**WHAT TO PRODUCE**
Your task is to copy the data exactly while leaving out every picture.

(EXTRACTED ENTRIES)

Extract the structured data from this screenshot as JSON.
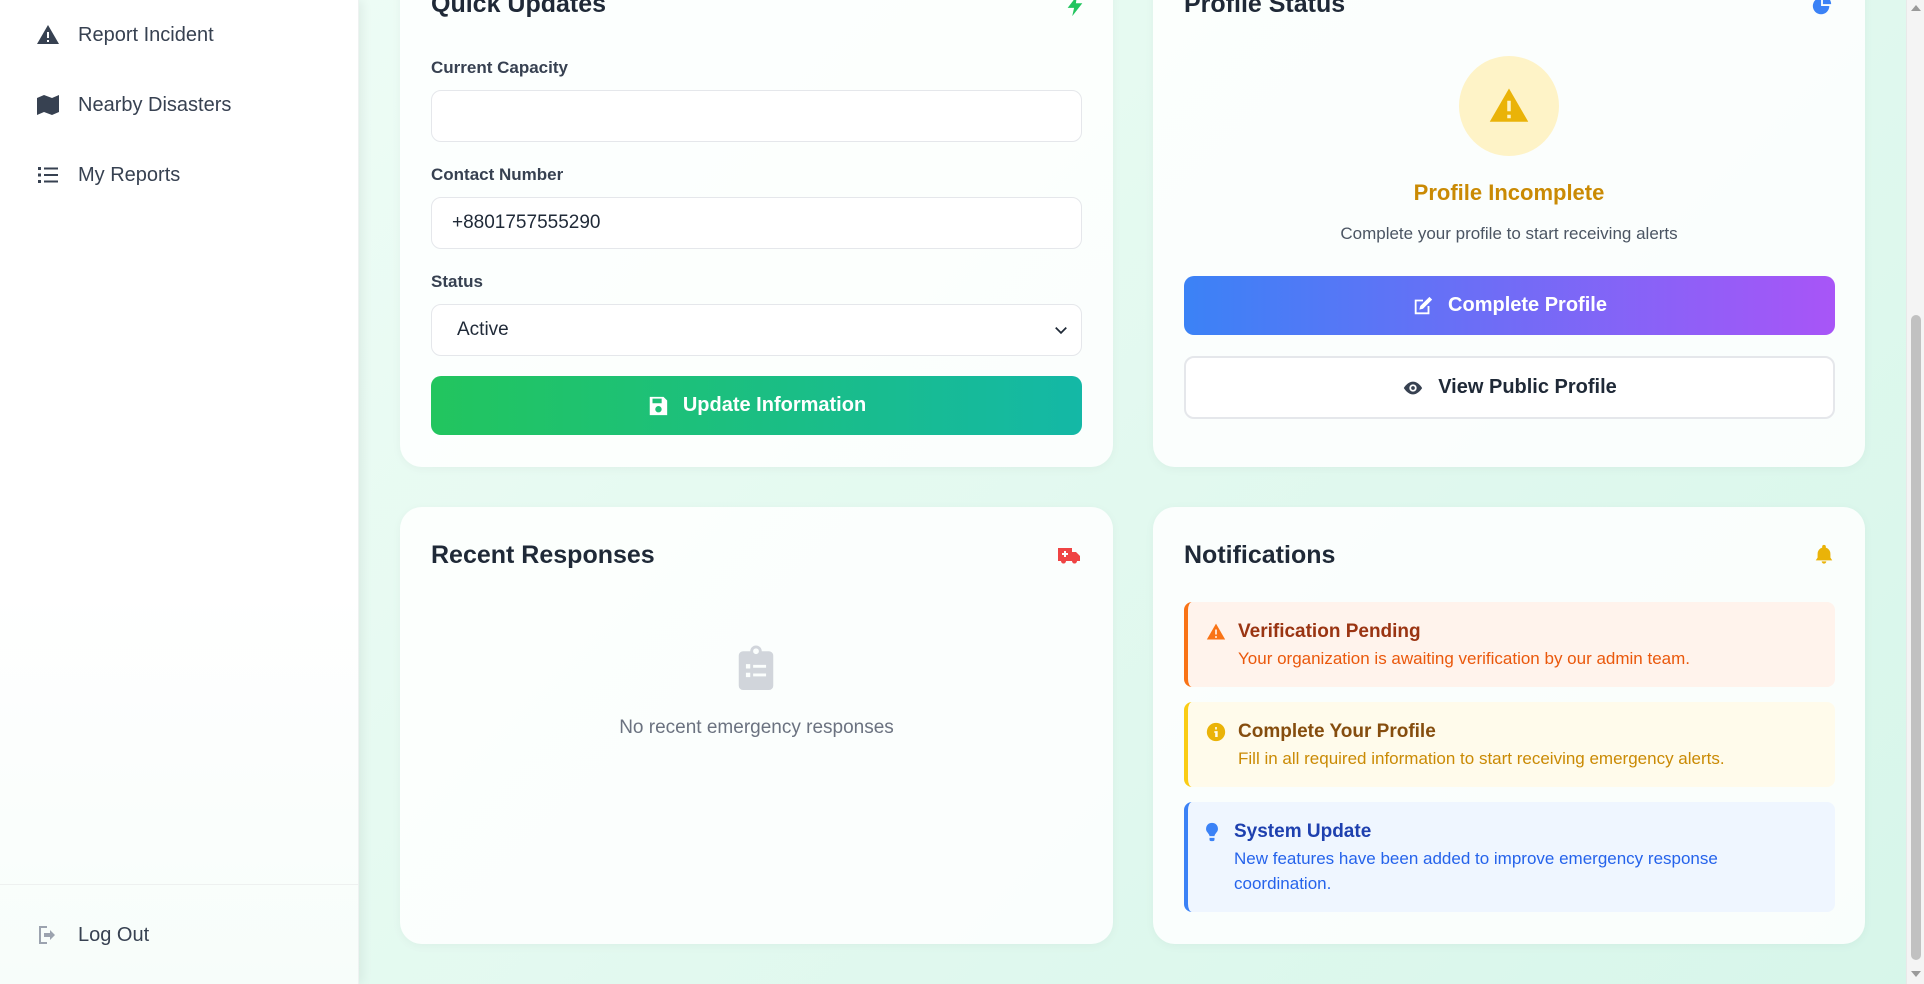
{
  "sidebar": {
    "items": [
      {
        "label": "Report Incident",
        "icon": "warning-triangle-icon"
      },
      {
        "label": "Nearby Disasters",
        "icon": "map-icon"
      },
      {
        "label": "My Reports",
        "icon": "list-icon"
      }
    ],
    "logout": {
      "label": "Log Out",
      "icon": "logout-icon"
    }
  },
  "quick_updates": {
    "title": "Quick Updates",
    "icon": "bolt-icon",
    "capacity_label": "Current Capacity",
    "capacity_value": "",
    "contact_label": "Contact Number",
    "contact_value": "+8801757555290",
    "status_label": "Status",
    "status_value": "Active",
    "button": "Update Information"
  },
  "profile_status": {
    "title": "Profile Status",
    "icon": "pie-chart-icon",
    "state": "Profile Incomplete",
    "description": "Complete your profile to start receiving alerts",
    "complete_button": "Complete Profile",
    "view_button": "View Public Profile"
  },
  "recent_responses": {
    "title": "Recent Responses",
    "icon": "ambulance-icon",
    "empty": "No recent emergency responses"
  },
  "notifications": {
    "title": "Notifications",
    "icon": "bell-icon",
    "items": [
      {
        "title": "Verification Pending",
        "text": "Your organization is awaiting verification by our admin team.",
        "icon": "warning-triangle-icon"
      },
      {
        "title": "Complete Your Profile",
        "text": "Fill in all required information to start receiving emergency alerts.",
        "icon": "info-circle-icon"
      },
      {
        "title": "System Update",
        "text": "New features have been added to improve emergency response coordination.",
        "icon": "lightbulb-icon"
      }
    ]
  },
  "colors": {
    "green_start": "#22c55e",
    "green_end": "#14b8a6",
    "blue_start": "#3b82f6",
    "purple_end": "#a855f7",
    "warning": "#eab308",
    "orange": "#f97316",
    "red": "#ef4444"
  }
}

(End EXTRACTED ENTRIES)

**ANSWER FOR THIS EXERCISE**
Extract the structured data from this screenshot as JSON.
{
  "sidebar": {
    "items": [
      {
        "label": "Report Incident",
        "icon": "warning-triangle-icon"
      },
      {
        "label": "Nearby Disasters",
        "icon": "map-icon"
      },
      {
        "label": "My Reports",
        "icon": "list-icon"
      }
    ],
    "logout": {
      "label": "Log Out",
      "icon": "logout-icon"
    }
  },
  "quick_updates": {
    "title": "Quick Updates",
    "icon": "bolt-icon",
    "capacity_label": "Current Capacity",
    "capacity_value": "",
    "contact_label": "Contact Number",
    "contact_value": "+8801757555290",
    "status_label": "Status",
    "status_value": "Active",
    "button": "Update Information"
  },
  "profile_status": {
    "title": "Profile Status",
    "icon": "pie-chart-icon",
    "state": "Profile Incomplete",
    "description": "Complete your profile to start receiving alerts",
    "complete_button": "Complete Profile",
    "view_button": "View Public Profile"
  },
  "recent_responses": {
    "title": "Recent Responses",
    "icon": "ambulance-icon",
    "empty": "No recent emergency responses"
  },
  "notifications": {
    "title": "Notifications",
    "icon": "bell-icon",
    "items": [
      {
        "title": "Verification Pending",
        "text": "Your organization is awaiting verification by our admin team.",
        "icon": "warning-triangle-icon"
      },
      {
        "title": "Complete Your Profile",
        "text": "Fill in all required information to start receiving emergency alerts.",
        "icon": "info-circle-icon"
      },
      {
        "title": "System Update",
        "text": "New features have been added to improve emergency response coordination.",
        "icon": "lightbulb-icon"
      }
    ]
  },
  "colors": {
    "green_start": "#22c55e",
    "green_end": "#14b8a6",
    "blue_start": "#3b82f6",
    "purple_end": "#a855f7",
    "warning": "#eab308",
    "orange": "#f97316",
    "red": "#ef4444"
  }
}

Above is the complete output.